My wife recently returned from a week-long business trip to Australia. To make up for the time we spent apart, She brought me back one of those I-missed-you gifts (It’s our thing that we do if either of us goes away for longer than a day). This gift turned out to be a wax stick and seal plate with my initials engraved on it, neatly displayed in a rectangular box. The nature of the gift was a splendid surprise, made even more so when I realized that the set was made in Italy and isn’t some “Made in China” mass-produced knock-off. This pleased me greatly as I have purist tendencies that need feeding now and then if I’m to keep it under control.
See, I love old school things. I have a small collection of fountain pens, a few ornamental quills and assorted little ink bottles (filled with ink and sealed), and various journals. But I never got around to adding a wax seal to my collection. It could be because my collection is put together by happenstance–a series of happy accidents that I capitalized on–there was never really a conscious decision to collect them. Receiving the wax stick and seal plate were therefore a wonderful surprise.
And, being the eternal kid that I am, I wrote my wife a poem that night. I printed it on pale yellow paper using a funky old-school font and folded in that special way that allowed me to “seal” it–and seal it, I did. It looked great–on the second try–and it was a fun experiment to do. Anyway, the reason for this post is that, a few days after receiving the set, I got this email from The Art of Manliness where they discuss the history of wax seals.
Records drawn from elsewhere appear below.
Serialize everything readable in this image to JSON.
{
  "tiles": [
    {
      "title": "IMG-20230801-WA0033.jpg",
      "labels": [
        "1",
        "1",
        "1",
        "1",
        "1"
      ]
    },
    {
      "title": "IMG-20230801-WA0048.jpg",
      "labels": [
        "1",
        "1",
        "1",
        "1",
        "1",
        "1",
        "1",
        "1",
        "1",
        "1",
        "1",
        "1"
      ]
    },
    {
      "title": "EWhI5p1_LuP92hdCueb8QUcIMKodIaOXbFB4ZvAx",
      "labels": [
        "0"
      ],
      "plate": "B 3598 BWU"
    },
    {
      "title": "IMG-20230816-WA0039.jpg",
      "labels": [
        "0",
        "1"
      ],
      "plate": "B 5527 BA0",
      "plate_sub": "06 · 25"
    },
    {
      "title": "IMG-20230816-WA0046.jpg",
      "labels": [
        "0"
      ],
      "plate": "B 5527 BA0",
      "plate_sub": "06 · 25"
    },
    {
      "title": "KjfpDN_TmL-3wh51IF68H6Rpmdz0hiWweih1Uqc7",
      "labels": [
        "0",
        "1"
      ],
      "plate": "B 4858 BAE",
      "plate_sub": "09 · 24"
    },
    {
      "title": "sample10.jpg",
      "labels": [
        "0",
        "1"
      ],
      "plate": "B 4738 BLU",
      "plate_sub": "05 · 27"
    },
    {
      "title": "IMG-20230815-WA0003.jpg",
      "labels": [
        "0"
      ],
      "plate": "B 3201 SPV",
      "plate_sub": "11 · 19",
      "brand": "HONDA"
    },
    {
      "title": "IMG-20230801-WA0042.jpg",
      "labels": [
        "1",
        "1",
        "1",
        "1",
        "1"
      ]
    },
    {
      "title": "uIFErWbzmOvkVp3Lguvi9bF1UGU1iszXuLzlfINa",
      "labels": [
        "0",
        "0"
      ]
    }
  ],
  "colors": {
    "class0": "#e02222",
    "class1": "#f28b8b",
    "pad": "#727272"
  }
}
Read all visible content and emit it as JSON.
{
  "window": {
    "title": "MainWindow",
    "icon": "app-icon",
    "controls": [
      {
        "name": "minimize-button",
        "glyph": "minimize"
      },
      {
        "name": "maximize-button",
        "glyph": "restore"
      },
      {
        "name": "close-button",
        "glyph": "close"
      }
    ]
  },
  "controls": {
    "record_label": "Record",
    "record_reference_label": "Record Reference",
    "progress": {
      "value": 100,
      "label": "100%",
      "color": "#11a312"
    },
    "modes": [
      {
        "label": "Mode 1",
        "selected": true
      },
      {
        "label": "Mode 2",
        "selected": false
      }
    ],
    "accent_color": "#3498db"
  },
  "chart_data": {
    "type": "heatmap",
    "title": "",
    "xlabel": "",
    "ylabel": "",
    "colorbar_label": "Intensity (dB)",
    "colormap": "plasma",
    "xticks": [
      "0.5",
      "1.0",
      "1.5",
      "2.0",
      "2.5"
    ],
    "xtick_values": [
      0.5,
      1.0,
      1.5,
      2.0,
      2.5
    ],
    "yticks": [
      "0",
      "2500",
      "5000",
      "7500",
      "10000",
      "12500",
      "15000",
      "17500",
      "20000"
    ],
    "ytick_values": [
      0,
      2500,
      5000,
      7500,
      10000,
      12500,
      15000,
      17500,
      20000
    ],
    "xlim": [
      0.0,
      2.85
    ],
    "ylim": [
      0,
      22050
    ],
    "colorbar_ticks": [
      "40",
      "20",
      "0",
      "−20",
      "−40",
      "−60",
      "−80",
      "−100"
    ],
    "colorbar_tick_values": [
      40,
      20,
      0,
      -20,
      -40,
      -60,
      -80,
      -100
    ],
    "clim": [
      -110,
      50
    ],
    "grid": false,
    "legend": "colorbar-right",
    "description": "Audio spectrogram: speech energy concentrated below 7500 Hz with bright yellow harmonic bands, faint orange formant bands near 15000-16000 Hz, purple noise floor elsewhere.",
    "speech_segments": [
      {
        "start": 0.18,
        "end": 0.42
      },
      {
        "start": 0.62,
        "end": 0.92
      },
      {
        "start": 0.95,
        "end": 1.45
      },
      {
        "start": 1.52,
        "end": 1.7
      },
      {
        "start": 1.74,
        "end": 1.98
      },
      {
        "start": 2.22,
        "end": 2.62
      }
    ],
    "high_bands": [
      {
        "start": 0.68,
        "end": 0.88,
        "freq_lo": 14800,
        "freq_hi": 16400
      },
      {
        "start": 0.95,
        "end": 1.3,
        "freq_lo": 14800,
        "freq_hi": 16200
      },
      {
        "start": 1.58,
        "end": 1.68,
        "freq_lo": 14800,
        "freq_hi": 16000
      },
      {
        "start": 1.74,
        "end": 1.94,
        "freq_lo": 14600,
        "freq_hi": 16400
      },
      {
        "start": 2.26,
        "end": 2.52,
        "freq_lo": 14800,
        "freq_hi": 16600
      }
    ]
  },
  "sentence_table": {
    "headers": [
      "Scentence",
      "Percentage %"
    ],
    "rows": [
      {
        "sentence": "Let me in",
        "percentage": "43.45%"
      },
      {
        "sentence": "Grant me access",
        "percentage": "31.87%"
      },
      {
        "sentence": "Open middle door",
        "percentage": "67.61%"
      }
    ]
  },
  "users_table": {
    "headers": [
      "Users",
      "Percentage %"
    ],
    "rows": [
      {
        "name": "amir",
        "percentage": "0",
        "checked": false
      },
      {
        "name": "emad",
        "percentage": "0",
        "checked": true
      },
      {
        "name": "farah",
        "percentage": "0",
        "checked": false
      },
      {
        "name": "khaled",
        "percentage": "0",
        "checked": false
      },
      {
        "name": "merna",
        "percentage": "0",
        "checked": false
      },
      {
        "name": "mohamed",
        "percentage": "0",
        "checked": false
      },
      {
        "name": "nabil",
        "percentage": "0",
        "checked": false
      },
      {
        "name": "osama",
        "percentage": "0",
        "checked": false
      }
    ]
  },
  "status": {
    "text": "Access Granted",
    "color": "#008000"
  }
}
It’s a really interesting read and I highly recommend it, plus it’s good for research. You never know when you might have use for it.